Automation and Rent Dissipation: Implications for Inequality, Productivity, and Welfare
On November 13, the evening before being presented with the A.SK Social Science Award at the WZB, the renowned economist Daron Acemoglu will give a specialized talk for his peers and anyone interested in the subject matter:

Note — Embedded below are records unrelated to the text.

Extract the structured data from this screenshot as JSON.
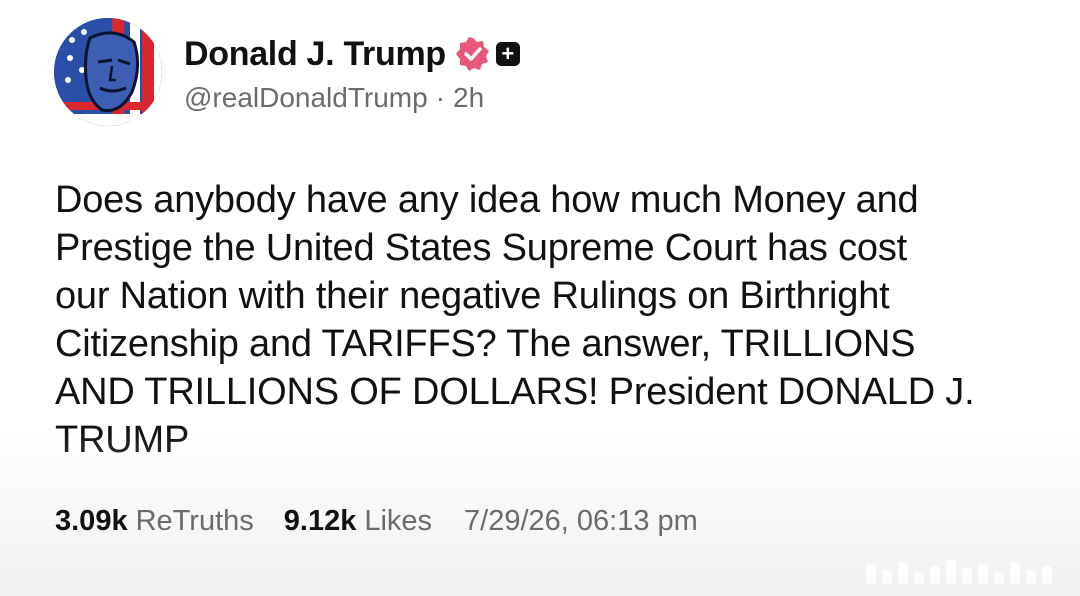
{
  "author": {
    "display_name": "Donald J. Trump",
    "handle": "@realDonaldTrump",
    "separator": "·",
    "time_ago": "2h",
    "verified_icon": "verified-badge-icon",
    "plus_icon": "plus-badge-icon"
  },
  "post": {
    "text": "Does anybody have any idea how much Money and\nPrestige the United States Supreme Court has cost\nour Nation with their negative Rulings on Birthright\nCitizenship and TARIFFS? The answer, TRILLIONS\nAND TRILLIONS OF DOLLARS! President DONALD J.\nTRUMP"
  },
  "stats": {
    "retruths_count": "3.09k",
    "retruths_label": "ReTruths",
    "likes_count": "9.12k",
    "likes_label": "Likes",
    "timestamp": "7/29/26, 06:13 pm"
  },
  "colors": {
    "text": "#111111",
    "muted": "#6b6b6b",
    "verified": "#e8577a",
    "background": "#ffffff"
  }
}
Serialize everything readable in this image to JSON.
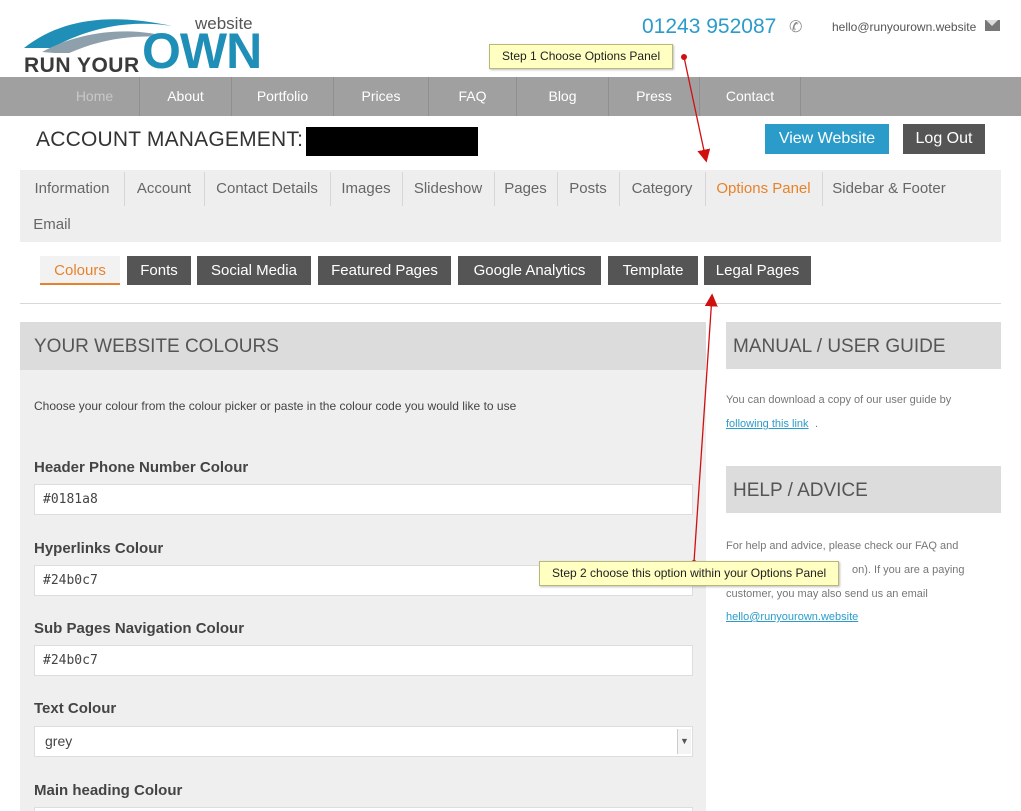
{
  "header": {
    "logo_text_run": "RUN YOUR",
    "logo_text_own": "OWN",
    "logo_text_website": "website",
    "phone": "01243 952087",
    "email": "hello@runyourown.website"
  },
  "nav": {
    "items": [
      "Home",
      "About",
      "Portfolio",
      "Prices",
      "FAQ",
      "Blog",
      "Press",
      "Contact"
    ]
  },
  "account": {
    "title": "ACCOUNT MANAGEMENT:",
    "view_website": "View Website",
    "log_out": "Log Out"
  },
  "tabs": [
    "Information",
    "Account",
    "Contact Details",
    "Images",
    "Slideshow",
    "Pages",
    "Posts",
    "Category",
    "Options Panel",
    "Sidebar & Footer",
    "Email"
  ],
  "active_tab": "Options Panel",
  "subtabs": [
    "Colours",
    "Fonts",
    "Social Media",
    "Featured Pages",
    "Google Analytics",
    "Template",
    "Legal Pages"
  ],
  "active_subtab": "Colours",
  "colours_panel": {
    "title": "YOUR WEBSITE COLOURS",
    "description": "Choose your colour from the colour picker or paste in the colour code you would like to use",
    "fields": [
      {
        "label": "Header Phone Number Colour",
        "value": "#0181a8"
      },
      {
        "label": "Hyperlinks Colour",
        "value": "#24b0c7"
      },
      {
        "label": "Sub Pages Navigation Colour",
        "value": "#24b0c7"
      },
      {
        "label": "Text Colour",
        "value": "grey"
      },
      {
        "label": "Main heading Colour",
        "value": ""
      }
    ]
  },
  "sidebar": {
    "manual_title": "MANUAL / USER GUIDE",
    "manual_text": "You can download a copy of our user guide by",
    "manual_link": "following this link",
    "manual_link_suffix": ".",
    "help_title": "HELP / ADVICE",
    "help_line1": "For help and advice, please check our FAQ and",
    "help_line2": "on). If you are a paying",
    "help_line3": "customer, you may also send us an email",
    "help_email": "hello@runyourown.website"
  },
  "callouts": {
    "step1": "Step 1 Choose Options Panel",
    "step2": "Step 2 choose this option within your Options Panel"
  },
  "colors": {
    "accent_blue": "#2b9cc9",
    "active_orange": "#e8822a",
    "nav_gray": "#a0a0a0",
    "dark_button": "#555555",
    "arrow_red": "#d01010"
  }
}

Daron Acemoglu has studied the effects of automation technologies in economies with labor market distortions where workers earn rents on their jobs, and can show that automation is targeted at high-rent jobs. This creates rent dissipation, reducing wages for displaced workers and aggregate total factor productivity (TFP) beyond their competitive effects. It also implies that automation reduces wage dispersion among equal workers. Using data for the US from 1980 to 2016, Acemoglu and his co-authors provide empirical evidence consistent with the rent dissipation mechanism. They show how the general equilibrium effects of automation accounting for rent dissipation can be estimated. The results suggest that the baseline (“competitive”) effects of automation account for 44% of the increase in between-group inequality in the US since 1980, while rent dissipation adds another 16% to this number. It is estimated that automation brought a small reduction in TFP and (utilitarian) welfare gains on net since 1980.
Daron Acemoglu is Institute Professor of Economics at the Massachusetts Institute of Technology. He will receive the A.SK Social Science Award, one of the most prestigious awards in this field, the following day, on November 14. Anyone more interested in a general introduction to his research as well as in his acceptance speech is welcome to register for the Award Ceremony.
The data protection notice on photo and film recordings can be found here.
The venue is wheelchair accessible. Please let Friederike Theilen-Kosch (friederike.theilen-kosch [at] wzb.eu) know if you need special assistance.